━━━ RECORDED DATA

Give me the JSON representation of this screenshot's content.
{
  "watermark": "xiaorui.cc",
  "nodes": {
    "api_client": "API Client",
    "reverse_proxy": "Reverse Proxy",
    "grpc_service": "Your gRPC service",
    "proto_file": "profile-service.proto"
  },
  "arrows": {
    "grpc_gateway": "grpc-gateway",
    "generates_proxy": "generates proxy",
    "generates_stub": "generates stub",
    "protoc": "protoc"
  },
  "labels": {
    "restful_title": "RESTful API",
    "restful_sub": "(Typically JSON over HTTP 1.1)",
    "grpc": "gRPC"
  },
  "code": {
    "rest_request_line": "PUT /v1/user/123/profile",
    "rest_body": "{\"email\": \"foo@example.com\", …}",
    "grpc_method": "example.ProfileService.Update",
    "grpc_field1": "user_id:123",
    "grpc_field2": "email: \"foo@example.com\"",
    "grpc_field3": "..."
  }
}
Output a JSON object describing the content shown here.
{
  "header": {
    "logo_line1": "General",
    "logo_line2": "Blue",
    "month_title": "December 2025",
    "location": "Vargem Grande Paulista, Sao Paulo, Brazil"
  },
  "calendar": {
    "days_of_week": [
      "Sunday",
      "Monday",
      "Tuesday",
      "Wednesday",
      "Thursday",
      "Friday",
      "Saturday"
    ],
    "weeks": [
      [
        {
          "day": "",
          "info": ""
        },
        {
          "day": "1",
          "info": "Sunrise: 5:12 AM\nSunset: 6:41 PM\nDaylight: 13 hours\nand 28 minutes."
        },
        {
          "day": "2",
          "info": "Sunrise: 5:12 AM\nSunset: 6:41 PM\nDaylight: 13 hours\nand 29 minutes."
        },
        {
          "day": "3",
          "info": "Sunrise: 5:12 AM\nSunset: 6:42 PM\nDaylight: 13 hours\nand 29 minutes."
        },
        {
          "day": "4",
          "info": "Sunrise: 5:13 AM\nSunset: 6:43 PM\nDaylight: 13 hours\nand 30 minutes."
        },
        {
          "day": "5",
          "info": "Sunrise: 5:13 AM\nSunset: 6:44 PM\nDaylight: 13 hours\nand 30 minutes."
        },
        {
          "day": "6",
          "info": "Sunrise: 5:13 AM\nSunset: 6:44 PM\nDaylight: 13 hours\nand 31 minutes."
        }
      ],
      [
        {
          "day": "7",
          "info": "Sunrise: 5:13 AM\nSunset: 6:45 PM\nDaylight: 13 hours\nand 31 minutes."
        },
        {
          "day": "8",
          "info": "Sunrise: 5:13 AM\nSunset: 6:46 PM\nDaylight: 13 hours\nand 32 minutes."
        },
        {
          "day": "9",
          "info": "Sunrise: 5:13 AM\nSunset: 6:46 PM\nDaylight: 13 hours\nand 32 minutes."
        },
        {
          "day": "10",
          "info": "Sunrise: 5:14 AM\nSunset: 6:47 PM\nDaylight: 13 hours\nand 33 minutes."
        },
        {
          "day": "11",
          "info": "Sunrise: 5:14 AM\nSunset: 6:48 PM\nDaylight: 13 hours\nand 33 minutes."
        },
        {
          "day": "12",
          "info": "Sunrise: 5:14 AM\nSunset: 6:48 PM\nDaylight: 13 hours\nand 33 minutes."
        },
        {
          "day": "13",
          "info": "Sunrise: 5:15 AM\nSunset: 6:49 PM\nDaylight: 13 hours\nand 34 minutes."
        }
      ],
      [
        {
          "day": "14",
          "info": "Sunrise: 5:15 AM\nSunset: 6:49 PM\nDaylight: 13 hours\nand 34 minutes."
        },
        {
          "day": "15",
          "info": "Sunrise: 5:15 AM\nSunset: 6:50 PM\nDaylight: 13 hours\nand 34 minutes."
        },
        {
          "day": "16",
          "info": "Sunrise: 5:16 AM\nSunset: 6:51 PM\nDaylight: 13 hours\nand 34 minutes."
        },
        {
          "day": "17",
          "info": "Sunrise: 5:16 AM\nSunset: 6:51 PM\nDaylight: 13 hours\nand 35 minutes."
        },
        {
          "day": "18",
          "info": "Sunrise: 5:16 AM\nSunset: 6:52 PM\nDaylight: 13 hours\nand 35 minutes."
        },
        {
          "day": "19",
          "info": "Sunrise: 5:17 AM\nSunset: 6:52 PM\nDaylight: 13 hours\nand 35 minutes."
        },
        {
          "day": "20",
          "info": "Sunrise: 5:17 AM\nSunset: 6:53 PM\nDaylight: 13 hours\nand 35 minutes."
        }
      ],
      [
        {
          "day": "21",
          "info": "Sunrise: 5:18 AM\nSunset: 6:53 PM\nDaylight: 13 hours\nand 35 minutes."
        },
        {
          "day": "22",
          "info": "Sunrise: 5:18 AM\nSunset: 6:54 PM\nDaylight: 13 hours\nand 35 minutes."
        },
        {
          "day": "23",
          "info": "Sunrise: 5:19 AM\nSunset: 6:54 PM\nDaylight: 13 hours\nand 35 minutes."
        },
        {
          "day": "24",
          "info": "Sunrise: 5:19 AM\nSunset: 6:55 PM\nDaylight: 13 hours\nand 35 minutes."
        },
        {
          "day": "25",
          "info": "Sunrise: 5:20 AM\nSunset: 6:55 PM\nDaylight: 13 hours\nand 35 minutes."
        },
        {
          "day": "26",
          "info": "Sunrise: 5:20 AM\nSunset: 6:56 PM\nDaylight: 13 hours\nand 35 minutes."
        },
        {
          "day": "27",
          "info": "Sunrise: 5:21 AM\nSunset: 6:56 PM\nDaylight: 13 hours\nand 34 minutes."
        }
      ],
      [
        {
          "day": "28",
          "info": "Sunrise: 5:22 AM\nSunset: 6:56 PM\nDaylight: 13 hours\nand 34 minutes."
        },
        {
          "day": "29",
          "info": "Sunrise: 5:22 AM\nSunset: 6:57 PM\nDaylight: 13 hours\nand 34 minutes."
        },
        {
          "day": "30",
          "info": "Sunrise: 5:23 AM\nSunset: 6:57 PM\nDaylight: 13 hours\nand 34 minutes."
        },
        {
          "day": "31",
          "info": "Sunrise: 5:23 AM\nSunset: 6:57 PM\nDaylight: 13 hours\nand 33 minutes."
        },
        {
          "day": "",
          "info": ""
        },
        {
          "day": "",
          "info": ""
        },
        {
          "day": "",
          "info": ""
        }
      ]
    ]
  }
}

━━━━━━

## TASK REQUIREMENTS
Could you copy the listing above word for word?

## RESULT OF THIS EXERCISE
Give me the JSON representation of this screenshot's content.
{
  "watermark": "xiaorui.cc",
  "nodes": {
    "api_client": "API Client",
    "reverse_proxy": "Reverse Proxy",
    "grpc_service": "Your gRPC service",
    "proto_file": "profile-service.proto"
  },
  "arrows": {
    "grpc_gateway": "grpc-gateway",
    "generates_proxy": "generates proxy",
    "generates_stub": "generates stub",
    "protoc": "protoc"
  },
  "labels": {
    "restful_title": "RESTful API",
    "restful_sub": "(Typically JSON over HTTP 1.1)",
    "grpc": "gRPC"
  },
  "code": {
    "rest_request_line": "PUT /v1/user/123/profile",
    "rest_body": "{\"email\": \"foo@example.com\", …}",
    "grpc_method": "example.ProfileService.Update",
    "grpc_field1": "user_id:123",
    "grpc_field2": "email: \"foo@example.com\"",
    "grpc_field3": "..."
  }
}
Output a JSON object describing the content shown here.
{
  "header": {
    "logo_line1": "General",
    "logo_line2": "Blue",
    "month_title": "December 2025",
    "location": "Vargem Grande Paulista, Sao Paulo, Brazil"
  },
  "calendar": {
    "days_of_week": [
      "Sunday",
      "Monday",
      "Tuesday",
      "Wednesday",
      "Thursday",
      "Friday",
      "Saturday"
    ],
    "weeks": [
      [
        {
          "day": "",
          "info": ""
        },
        {
          "day": "1",
          "info": "Sunrise: 5:12 AM\nSunset: 6:41 PM\nDaylight: 13 hours\nand 28 minutes."
        },
        {
          "day": "2",
          "info": "Sunrise: 5:12 AM\nSunset: 6:41 PM\nDaylight: 13 hours\nand 29 minutes."
        },
        {
          "day": "3",
          "info": "Sunrise: 5:12 AM\nSunset: 6:42 PM\nDaylight: 13 hours\nand 29 minutes."
        },
        {
          "day": "4",
          "info": "Sunrise: 5:13 AM\nSunset: 6:43 PM\nDaylight: 13 hours\nand 30 minutes."
        },
        {
          "day": "5",
          "info": "Sunrise: 5:13 AM\nSunset: 6:44 PM\nDaylight: 13 hours\nand 30 minutes."
        },
        {
          "day": "6",
          "info": "Sunrise: 5:13 AM\nSunset: 6:44 PM\nDaylight: 13 hours\nand 31 minutes."
        }
      ],
      [
        {
          "day": "7",
          "info": "Sunrise: 5:13 AM\nSunset: 6:45 PM\nDaylight: 13 hours\nand 31 minutes."
        },
        {
          "day": "8",
          "info": "Sunrise: 5:13 AM\nSunset: 6:46 PM\nDaylight: 13 hours\nand 32 minutes."
        },
        {
          "day": "9",
          "info": "Sunrise: 5:13 AM\nSunset: 6:46 PM\nDaylight: 13 hours\nand 32 minutes."
        },
        {
          "day": "10",
          "info": "Sunrise: 5:14 AM\nSunset: 6:47 PM\nDaylight: 13 hours\nand 33 minutes."
        },
        {
          "day": "11",
          "info": "Sunrise: 5:14 AM\nSunset: 6:48 PM\nDaylight: 13 hours\nand 33 minutes."
        },
        {
          "day": "12",
          "info": "Sunrise: 5:14 AM\nSunset: 6:48 PM\nDaylight: 13 hours\nand 33 minutes."
        },
        {
          "day": "13",
          "info": "Sunrise: 5:15 AM\nSunset: 6:49 PM\nDaylight: 13 hours\nand 34 minutes."
        }
      ],
      [
        {
          "day": "14",
          "info": "Sunrise: 5:15 AM\nSunset: 6:49 PM\nDaylight: 13 hours\nand 34 minutes."
        },
        {
          "day": "15",
          "info": "Sunrise: 5:15 AM\nSunset: 6:50 PM\nDaylight: 13 hours\nand 34 minutes."
        },
        {
          "day": "16",
          "info": "Sunrise: 5:16 AM\nSunset: 6:51 PM\nDaylight: 13 hours\nand 34 minutes."
        },
        {
          "day": "17",
          "info": "Sunrise: 5:16 AM\nSunset: 6:51 PM\nDaylight: 13 hours\nand 35 minutes."
        },
        {
          "day": "18",
          "info": "Sunrise: 5:16 AM\nSunset: 6:52 PM\nDaylight: 13 hours\nand 35 minutes."
        },
        {
          "day": "19",
          "info": "Sunrise: 5:17 AM\nSunset: 6:52 PM\nDaylight: 13 hours\nand 35 minutes."
        },
        {
          "day": "20",
          "info": "Sunrise: 5:17 AM\nSunset: 6:53 PM\nDaylight: 13 hours\nand 35 minutes."
        }
      ],
      [
        {
          "day": "21",
          "info": "Sunrise: 5:18 AM\nSunset: 6:53 PM\nDaylight: 13 hours\nand 35 minutes."
        },
        {
          "day": "22",
          "info": "Sunrise: 5:18 AM\nSunset: 6:54 PM\nDaylight: 13 hours\nand 35 minutes."
        },
        {
          "day": "23",
          "info": "Sunrise: 5:19 AM\nSunset: 6:54 PM\nDaylight: 13 hours\nand 35 minutes."
        },
        {
          "day": "24",
          "info": "Sunrise: 5:19 AM\nSunset: 6:55 PM\nDaylight: 13 hours\nand 35 minutes."
        },
        {
          "day": "25",
          "info": "Sunrise: 5:20 AM\nSunset: 6:55 PM\nDaylight: 13 hours\nand 35 minutes."
        },
        {
          "day": "26",
          "info": "Sunrise: 5:20 AM\nSunset: 6:56 PM\nDaylight: 13 hours\nand 35 minutes."
        },
        {
          "day": "27",
          "info": "Sunrise: 5:21 AM\nSunset: 6:56 PM\nDaylight: 13 hours\nand 34 minutes."
        }
      ],
      [
        {
          "day": "28",
          "info": "Sunrise: 5:22 AM\nSunset: 6:56 PM\nDaylight: 13 hours\nand 34 minutes."
        },
        {
          "day": "29",
          "info": "Sunrise: 5:22 AM\nSunset: 6:57 PM\nDaylight: 13 hours\nand 34 minutes."
        },
        {
          "day": "30",
          "info": "Sunrise: 5:23 AM\nSunset: 6:57 PM\nDaylight: 13 hours\nand 34 minutes."
        },
        {
          "day": "31",
          "info": "Sunrise: 5:23 AM\nSunset: 6:57 PM\nDaylight: 13 hours\nand 33 minutes."
        },
        {
          "day": "",
          "info": ""
        },
        {
          "day": "",
          "info": ""
        },
        {
          "day": "",
          "info": ""
        }
      ]
    ]
  }
}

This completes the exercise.